[SOURCE MATERIAL Boundary: Start]

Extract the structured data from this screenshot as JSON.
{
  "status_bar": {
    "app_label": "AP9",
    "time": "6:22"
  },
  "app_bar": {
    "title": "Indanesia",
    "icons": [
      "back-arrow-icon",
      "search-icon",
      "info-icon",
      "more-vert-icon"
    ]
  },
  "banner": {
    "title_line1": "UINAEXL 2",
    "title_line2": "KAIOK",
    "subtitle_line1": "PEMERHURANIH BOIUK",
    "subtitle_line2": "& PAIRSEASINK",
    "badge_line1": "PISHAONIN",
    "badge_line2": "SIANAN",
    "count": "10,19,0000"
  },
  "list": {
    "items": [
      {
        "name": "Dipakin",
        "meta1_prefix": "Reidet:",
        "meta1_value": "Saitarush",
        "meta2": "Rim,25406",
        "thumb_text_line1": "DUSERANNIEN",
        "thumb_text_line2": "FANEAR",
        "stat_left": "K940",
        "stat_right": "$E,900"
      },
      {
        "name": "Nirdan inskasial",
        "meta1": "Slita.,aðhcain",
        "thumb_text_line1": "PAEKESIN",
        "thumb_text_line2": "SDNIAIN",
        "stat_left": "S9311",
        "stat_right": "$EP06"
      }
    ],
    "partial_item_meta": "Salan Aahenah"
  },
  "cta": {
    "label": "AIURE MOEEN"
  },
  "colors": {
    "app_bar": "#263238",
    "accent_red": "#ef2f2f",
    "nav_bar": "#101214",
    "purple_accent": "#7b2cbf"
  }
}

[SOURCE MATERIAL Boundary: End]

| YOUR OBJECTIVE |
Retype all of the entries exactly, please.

| SOLUTION TO THIS PROBLEM |
Extract the structured data from this screenshot as JSON.
{
  "status_bar": {
    "app_label": "AP9",
    "time": "6:22"
  },
  "app_bar": {
    "title": "Indanesia",
    "icons": [
      "back-arrow-icon",
      "search-icon",
      "info-icon",
      "more-vert-icon"
    ]
  },
  "banner": {
    "title_line1": "UINAEXL 2",
    "title_line2": "KAIOK",
    "subtitle_line1": "PEMERHURANIH BOIUK",
    "subtitle_line2": "& PAIRSEASINK",
    "badge_line1": "PISHAONIN",
    "badge_line2": "SIANAN",
    "count": "10,19,0000"
  },
  "list": {
    "items": [
      {
        "name": "Dipakin",
        "meta1_prefix": "Reidet:",
        "meta1_value": "Saitarush",
        "meta2": "Rim,25406",
        "thumb_text_line1": "DUSERANNIEN",
        "thumb_text_line2": "FANEAR",
        "stat_left": "K940",
        "stat_right": "$E,900"
      },
      {
        "name": "Nirdan inskasial",
        "meta1": "Slita.,aðhcain",
        "thumb_text_line1": "PAEKESIN",
        "thumb_text_line2": "SDNIAIN",
        "stat_left": "S9311",
        "stat_right": "$EP06"
      }
    ],
    "partial_item_meta": "Salan Aahenah"
  },
  "cta": {
    "label": "AIURE MOEEN"
  },
  "colors": {
    "app_bar": "#263238",
    "accent_red": "#ef2f2f",
    "nav_bar": "#101214",
    "purple_accent": "#7b2cbf"
  }
}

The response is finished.